I'm particularly interested in
- Chinese morning and evening service
- Tibetan sadhanas that a monk recites every day
- Theravada Pali suttas and chants
Are these read in modern times by and to an audience that understands the language? I obviously believe some one knows medieval Chinese and Pali or there wouldn't be translations. But is a lengthy period of language study part of becoming a monk, and if it isn't, doesn't that mean that the monks and more so the laity have no idea what is being said?
I have the luxury of reading all the sutras in English translation. It is only dawning on me that possibly for some or most of the time, sutras are akin to a very long dhāraṇī.
This question was prompted by this quote from a Nichiren/SGI book
Even though you may not understand what you are saying, your voice definitely reaches the Gohonzon, all Buddhists dieties, and all Buddhas and bodhisattvas over three existences and in the ten directions. In response, the entire universe bathes you in the light of good fortune.
The Heart of the Lotus Sutra, Ikeda.
To clarify, the question is not "Is mantrayana efficacious?", but if that is the question you want to answer, I already asked that a while back.
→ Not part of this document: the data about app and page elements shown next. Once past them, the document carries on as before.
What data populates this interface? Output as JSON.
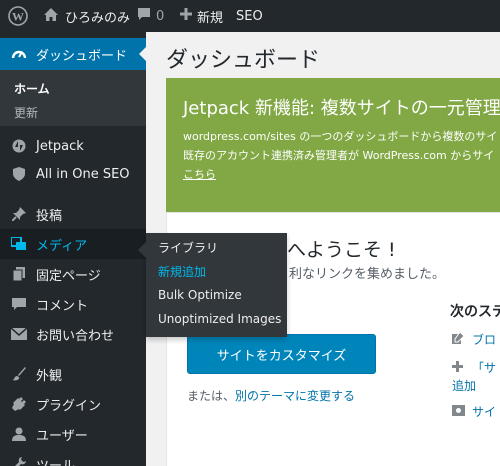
{
  "adminbar": {
    "wp_icon": "wordpress-logo-icon",
    "site_icon": "home-icon",
    "site_name": "ひろみのみ",
    "comments_icon": "comment-bubble-icon",
    "comments_count": "0",
    "new_icon": "plus-icon",
    "new_label": "新規",
    "seo_label": "SEO"
  },
  "sidebar": {
    "dashboard": {
      "label": "ダッシュボード",
      "icon": "gauge-icon"
    },
    "dashboard_submenu": {
      "home": "ホーム",
      "updates": "更新"
    },
    "items": [
      {
        "label": "Jetpack",
        "icon": "jetpack-icon"
      },
      {
        "label": "All in One SEO",
        "icon": "shield-icon"
      },
      {
        "label": "投稿",
        "icon": "pin-icon"
      },
      {
        "label": "メディア",
        "icon": "media-icon"
      },
      {
        "label": "固定ページ",
        "icon": "page-icon"
      },
      {
        "label": "コメント",
        "icon": "comment-icon"
      },
      {
        "label": "お問い合わせ",
        "icon": "mail-icon"
      },
      {
        "label": "外観",
        "icon": "paintbrush-icon"
      },
      {
        "label": "プラグイン",
        "icon": "plug-icon"
      },
      {
        "label": "ユーザー",
        "icon": "user-icon"
      },
      {
        "label": "ツール",
        "icon": "wrench-icon"
      }
    ]
  },
  "media_flyout": {
    "items": [
      "ライブラリ",
      "新規追加",
      "Bulk Optimize",
      "Unoptimized Images"
    ],
    "active": "新規追加"
  },
  "main": {
    "page_title": "ダッシュボード",
    "jetpack_banner": {
      "title": "Jetpack 新機能: 複数サイトの一元管理",
      "line1": "wordpress.com/sites の一つのダッシュボードから複数のサイ",
      "line2": "既存のアカウント連携済み管理者が WordPress.com からサイ",
      "link": "こちら"
    },
    "welcome": {
      "title": "へようこそ !",
      "subtitle": "利なリンクを集めました。",
      "customize_button": "サイトをカスタマイズ",
      "alt_prefix": "または、",
      "alt_link": "別のテーマに変更する",
      "next_steps_title": "次のステ",
      "steps": [
        {
          "icon": "edit-icon",
          "text": "ブロ"
        },
        {
          "icon": "plus-icon",
          "text": "「サ"
        },
        {
          "icon": "",
          "text": "追加"
        },
        {
          "icon": "view-icon",
          "text": "サイ"
        }
      ]
    }
  },
  "colors": {
    "adminbar_bg": "#23282d",
    "sidebar_bg": "#23282d",
    "accent_blue": "#0073aa",
    "active_text": "#00b9eb",
    "jetpack_green": "#81a844",
    "button_blue": "#0085ba"
  }
}
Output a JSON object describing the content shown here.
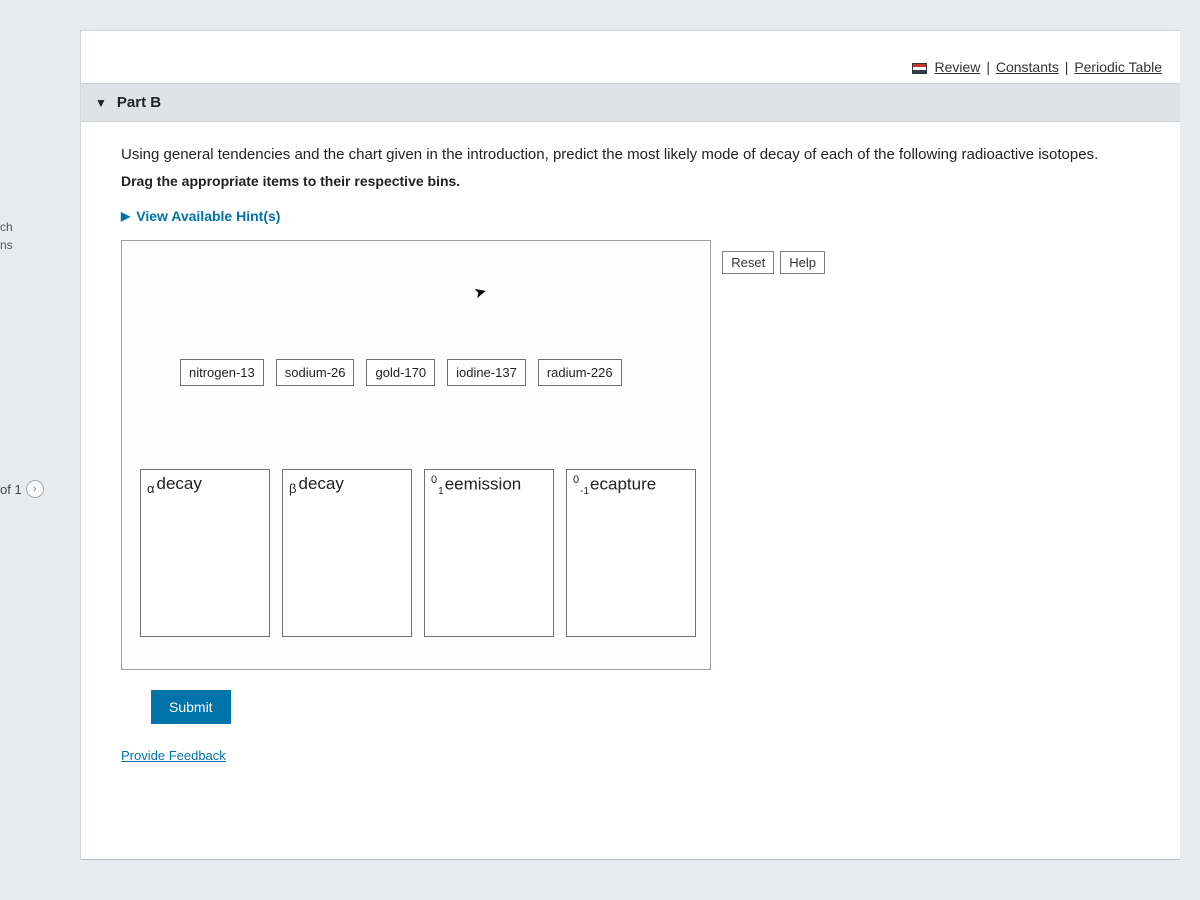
{
  "sidebar": {
    "snip1": "ch",
    "snip2": "ns",
    "pager_label": "of 1"
  },
  "top_links": {
    "review": "Review",
    "constants": "Constants",
    "periodic_table": "Periodic Table",
    "sep": "|"
  },
  "part": {
    "title": "Part B"
  },
  "instructions": {
    "line1": "Using general tendencies and the chart given in the introduction, predict the most likely mode of decay of each of the following radioactive isotopes.",
    "line2": "Drag the appropriate items to their respective bins."
  },
  "hints": {
    "toggle_label": "View Available Hint(s)"
  },
  "workspace": {
    "reset_label": "Reset",
    "help_label": "Help",
    "items": [
      {
        "label": "nitrogen-13"
      },
      {
        "label": "sodium-26"
      },
      {
        "label": "gold-170"
      },
      {
        "label": "iodine-137"
      },
      {
        "label": "radium-226"
      }
    ],
    "bins": [
      {
        "prefix_greek": "α",
        "text": "decay"
      },
      {
        "prefix_greek": "β",
        "text": "decay"
      },
      {
        "sup": "0",
        "sub": "1",
        "sym": "e",
        "text": "emission"
      },
      {
        "sup": "0",
        "sub": "-1",
        "sym": "e",
        "text": "capture"
      }
    ]
  },
  "submit_label": "Submit",
  "feedback_label": "Provide Feedback"
}
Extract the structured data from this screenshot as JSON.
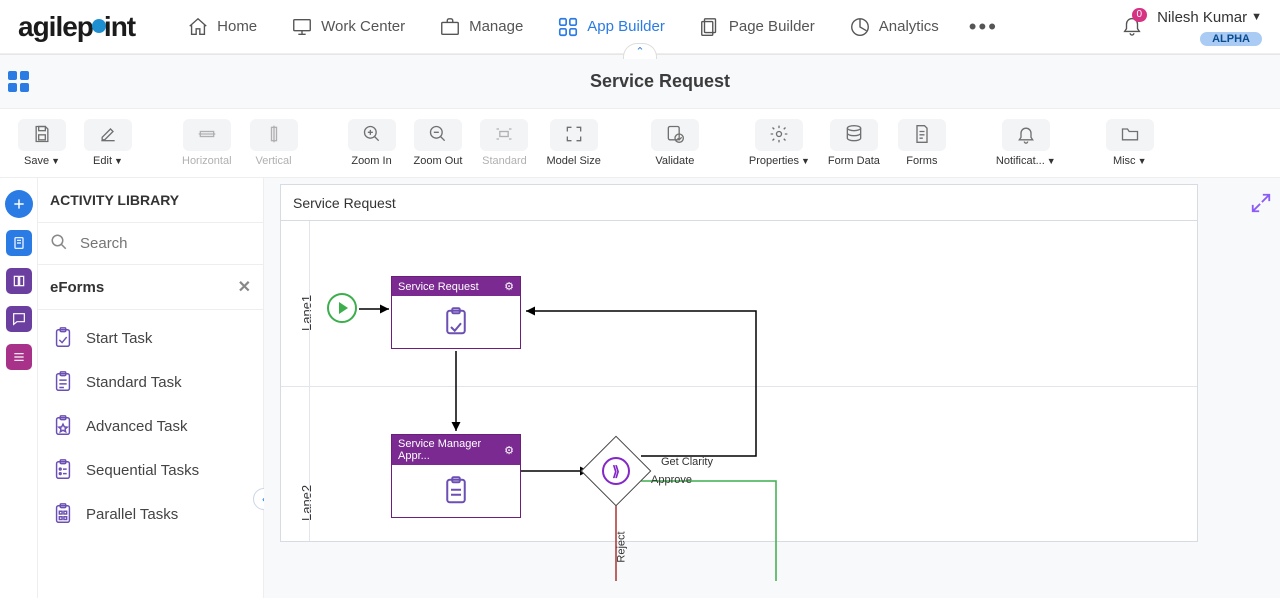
{
  "brand": {
    "name": "agilepoint"
  },
  "nav": {
    "items": [
      {
        "label": "Home",
        "icon": "home",
        "active": false
      },
      {
        "label": "Work Center",
        "icon": "monitor",
        "active": false
      },
      {
        "label": "Manage",
        "icon": "briefcase",
        "active": false
      },
      {
        "label": "App Builder",
        "icon": "grid",
        "active": true
      },
      {
        "label": "Page Builder",
        "icon": "pages",
        "active": false
      },
      {
        "label": "Analytics",
        "icon": "pie",
        "active": false
      }
    ]
  },
  "user": {
    "name": "Nilesh Kumar",
    "notification_count": "0",
    "badge": "ALPHA"
  },
  "subheader": {
    "title": "Service Request"
  },
  "toolbar": {
    "save": "Save",
    "edit": "Edit",
    "horizontal": "Horizontal",
    "vertical": "Vertical",
    "zoom_in": "Zoom In",
    "zoom_out": "Zoom Out",
    "standard": "Standard",
    "model_size": "Model Size",
    "validate": "Validate",
    "properties": "Properties",
    "form_data": "Form Data",
    "forms": "Forms",
    "notification": "Notificat...",
    "misc": "Misc"
  },
  "sidebar": {
    "title": "ACTIVITY LIBRARY",
    "search_placeholder": "Search",
    "section": "eForms",
    "items": [
      {
        "label": "Start Task"
      },
      {
        "label": "Standard Task"
      },
      {
        "label": "Advanced Task"
      },
      {
        "label": "Sequential Tasks"
      },
      {
        "label": "Parallel Tasks"
      }
    ]
  },
  "canvas": {
    "title": "Service Request",
    "lanes": [
      "Lane1",
      "Lane2"
    ],
    "activities": [
      {
        "label": "Service Request"
      },
      {
        "label": "Service Manager Appr..."
      }
    ],
    "edge_labels": {
      "get_clarity": "Get Clarity",
      "approve": "Approve",
      "reject": "Reject"
    }
  }
}
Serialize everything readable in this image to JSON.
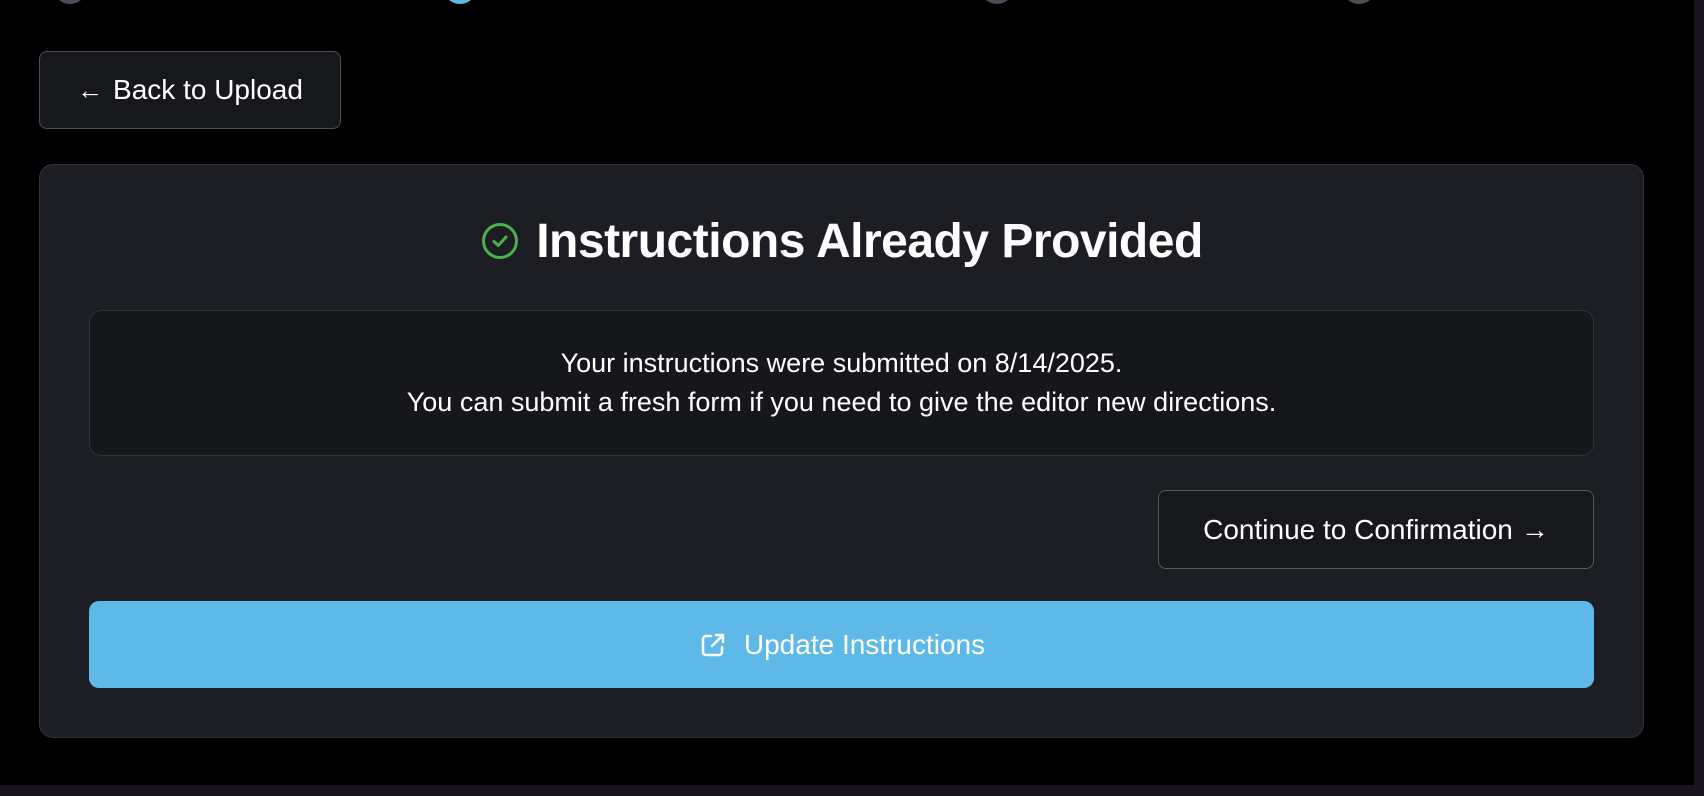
{
  "stepper": {
    "steps": [
      "inactive",
      "active",
      "inactive",
      "inactive"
    ]
  },
  "nav": {
    "back_arrow": "←",
    "back_label": "Back to Upload"
  },
  "card": {
    "title": "Instructions Already Provided",
    "status_icon": "check-circle-icon",
    "info_line_1": "Your instructions were submitted on 8/14/2025.",
    "info_line_2": "You can submit a fresh form if you need to give the editor new directions.",
    "continue_label": "Continue to Confirmation",
    "continue_arrow": "→",
    "update_label": "Update Instructions",
    "update_icon": "external-link-icon"
  },
  "colors": {
    "page_background": "#000000",
    "card_background": "#1d1e23",
    "info_background": "#15171b",
    "accent": "#5fb9e8",
    "success": "#4caf50",
    "text": "#ffffff"
  }
}
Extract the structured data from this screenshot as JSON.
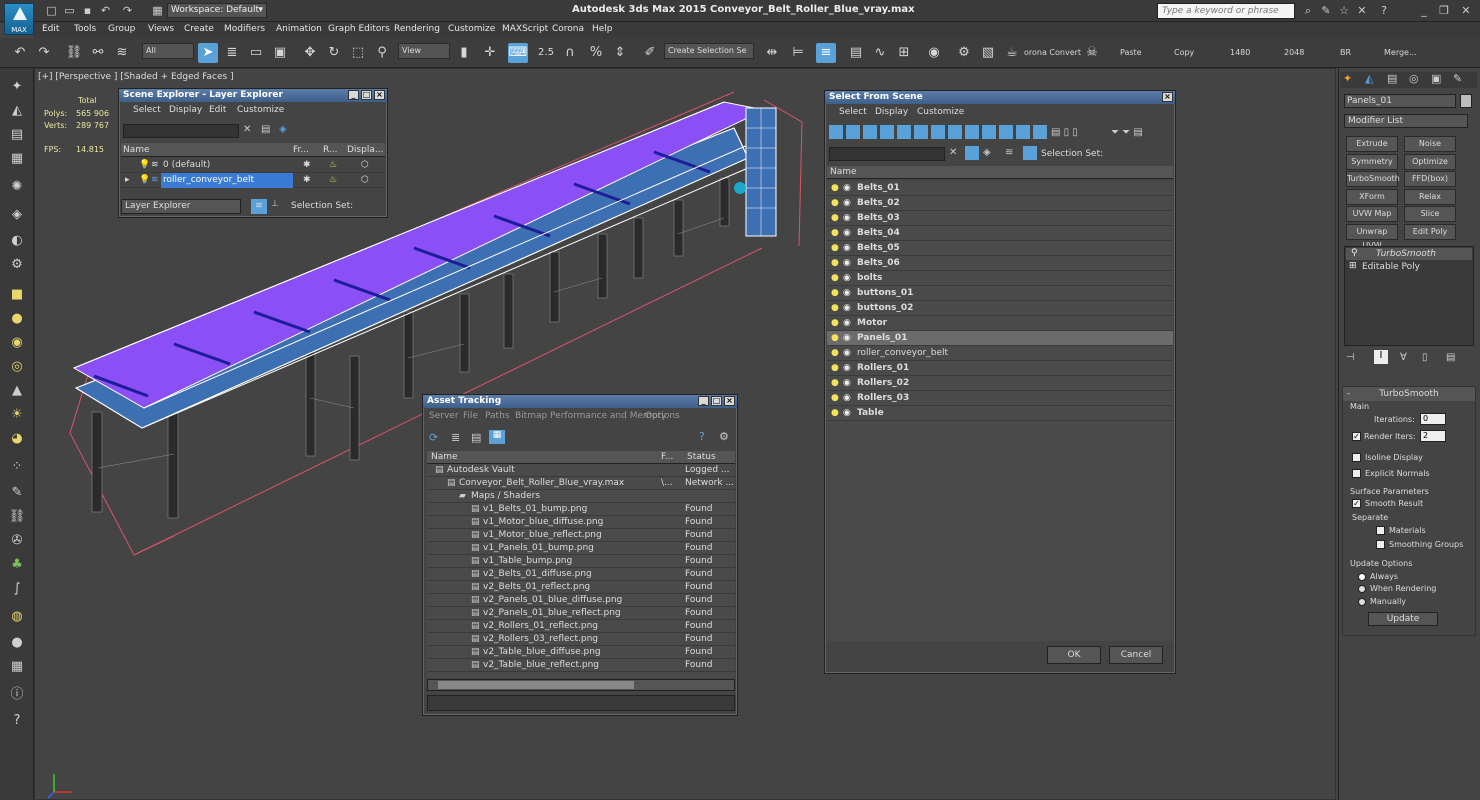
{
  "app": {
    "title": "Autodesk 3ds Max  2015    Conveyor_Belt_Roller_Blue_vray.max",
    "logo_text": "MAX",
    "workspace": "Workspace: Default",
    "help_search_placeholder": "Type a keyword or phrase"
  },
  "menu": [
    "Edit",
    "Tools",
    "Group",
    "Views",
    "Create",
    "Modifiers",
    "Animation",
    "Graph Editors",
    "Rendering",
    "Customize",
    "MAXScript",
    "Corona",
    "Help"
  ],
  "toolbar": {
    "selection_filter": "All",
    "ref_coord": "View",
    "angle_snap": "2.5",
    "percent_snap": "%",
    "named_selection": "Create Selection Se",
    "corona_convert": "orona Convert",
    "paste": "Paste",
    "copy": "Copy",
    "width": "1480",
    "height": "2048",
    "br": "BR",
    "merge": "Merge..."
  },
  "viewport": {
    "label": "[+] [Perspective ] [Shaded + Edged Faces ]",
    "stats": {
      "total_label": "Total",
      "polys_label": "Polys:",
      "polys": "565 906",
      "verts_label": "Verts:",
      "verts": "289 767",
      "fps_label": "FPS:",
      "fps": "14.815"
    }
  },
  "scene_explorer": {
    "title": "Scene Explorer - Layer Explorer",
    "menu": [
      "Select",
      "Display",
      "Edit",
      "Customize"
    ],
    "columns": [
      "Name",
      "Fr...",
      "R...",
      "Displa..."
    ],
    "rows": [
      {
        "name": "0 (default)",
        "selected": false
      },
      {
        "name": "roller_conveyor_belt",
        "selected": true
      }
    ],
    "footer_dropdown": "Layer Explorer",
    "footer_label": "Selection Set:"
  },
  "asset_tracking": {
    "title": "Asset Tracking",
    "menu": [
      "Server",
      "File",
      "Paths",
      "Bitmap Performance and Memory",
      "Options"
    ],
    "columns": [
      "Name",
      "F...",
      "Status"
    ],
    "rows": [
      {
        "name": "Autodesk Vault",
        "f": "",
        "status": "Logged ...",
        "level": 0
      },
      {
        "name": "Conveyor_Belt_Roller_Blue_vray.max",
        "f": "\\...",
        "status": "Network ...",
        "level": 1
      },
      {
        "name": "Maps / Shaders",
        "f": "",
        "status": "",
        "level": 2
      },
      {
        "name": "v1_Belts_01_bump.png",
        "f": "",
        "status": "Found",
        "level": 3
      },
      {
        "name": "v1_Motor_blue_diffuse.png",
        "f": "",
        "status": "Found",
        "level": 3
      },
      {
        "name": "v1_Motor_blue_reflect.png",
        "f": "",
        "status": "Found",
        "level": 3
      },
      {
        "name": "v1_Panels_01_bump.png",
        "f": "",
        "status": "Found",
        "level": 3
      },
      {
        "name": "v1_Table_bump.png",
        "f": "",
        "status": "Found",
        "level": 3
      },
      {
        "name": "v2_Belts_01_diffuse.png",
        "f": "",
        "status": "Found",
        "level": 3
      },
      {
        "name": "v2_Belts_01_reflect.png",
        "f": "",
        "status": "Found",
        "level": 3
      },
      {
        "name": "v2_Panels_01_blue_diffuse.png",
        "f": "",
        "status": "Found",
        "level": 3
      },
      {
        "name": "v2_Panels_01_blue_reflect.png",
        "f": "",
        "status": "Found",
        "level": 3
      },
      {
        "name": "v2_Rollers_01_reflect.png",
        "f": "",
        "status": "Found",
        "level": 3
      },
      {
        "name": "v2_Rollers_03_reflect.png",
        "f": "",
        "status": "Found",
        "level": 3
      },
      {
        "name": "v2_Table_blue_diffuse.png",
        "f": "",
        "status": "Found",
        "level": 3
      },
      {
        "name": "v2_Table_blue_reflect.png",
        "f": "",
        "status": "Found",
        "level": 3
      }
    ]
  },
  "select_from_scene": {
    "title": "Select From Scene",
    "menu": [
      "Select",
      "Display",
      "Customize"
    ],
    "selection_set_label": "Selection Set:",
    "column": "Name",
    "items": [
      {
        "name": "Belts_01",
        "bold": true,
        "highlight": false
      },
      {
        "name": "Belts_02",
        "bold": true,
        "highlight": false
      },
      {
        "name": "Belts_03",
        "bold": true,
        "highlight": false
      },
      {
        "name": "Belts_04",
        "bold": true,
        "highlight": false
      },
      {
        "name": "Belts_05",
        "bold": true,
        "highlight": false
      },
      {
        "name": "Belts_06",
        "bold": true,
        "highlight": false
      },
      {
        "name": "bolts",
        "bold": true,
        "highlight": false
      },
      {
        "name": "buttons_01",
        "bold": true,
        "highlight": false
      },
      {
        "name": "buttons_02",
        "bold": true,
        "highlight": false
      },
      {
        "name": "Motor",
        "bold": true,
        "highlight": false
      },
      {
        "name": "Panels_01",
        "bold": true,
        "highlight": true
      },
      {
        "name": "roller_conveyor_belt",
        "bold": false,
        "highlight": false
      },
      {
        "name": "Rollers_01",
        "bold": true,
        "highlight": false
      },
      {
        "name": "Rollers_02",
        "bold": true,
        "highlight": false
      },
      {
        "name": "Rollers_03",
        "bold": true,
        "highlight": false
      },
      {
        "name": "Table",
        "bold": true,
        "highlight": false
      }
    ],
    "ok": "OK",
    "cancel": "Cancel"
  },
  "command_panel": {
    "object_name": "Panels_01",
    "modifier_list": "Modifier List",
    "modifier_buttons": [
      "Extrude",
      "Noise",
      "Symmetry",
      "Optimize",
      "TurboSmooth",
      "FFD(box)",
      "XForm",
      "Relax",
      "UVW Map",
      "Slice",
      "Unwrap UVW",
      "Edit Poly"
    ],
    "stack": [
      "TurboSmooth",
      "Editable Poly"
    ],
    "rollout_title": "TurboSmooth",
    "main_label": "Main",
    "iterations_label": "Iterations:",
    "iterations": "0",
    "render_iters_label": "Render Iters:",
    "render_iters": "2",
    "isoline": "Isoline Display",
    "explicit_normals": "Explicit Normals",
    "surface_params": "Surface Parameters",
    "smooth_result": "Smooth Result",
    "separate": "Separate",
    "materials": "Materials",
    "smoothing_groups": "Smoothing Groups",
    "update_options": "Update Options",
    "always": "Always",
    "when_rendering": "When Rendering",
    "manually": "Manually",
    "update": "Update"
  },
  "colors": {
    "accent": "#5aa1d8",
    "belt_purple": "#8a4ff5",
    "frame": "#2a2a2a"
  }
}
The question is, as practiced, an in doctrine, do the various Buddhist institutions expect their monks and laity to understand what they chant?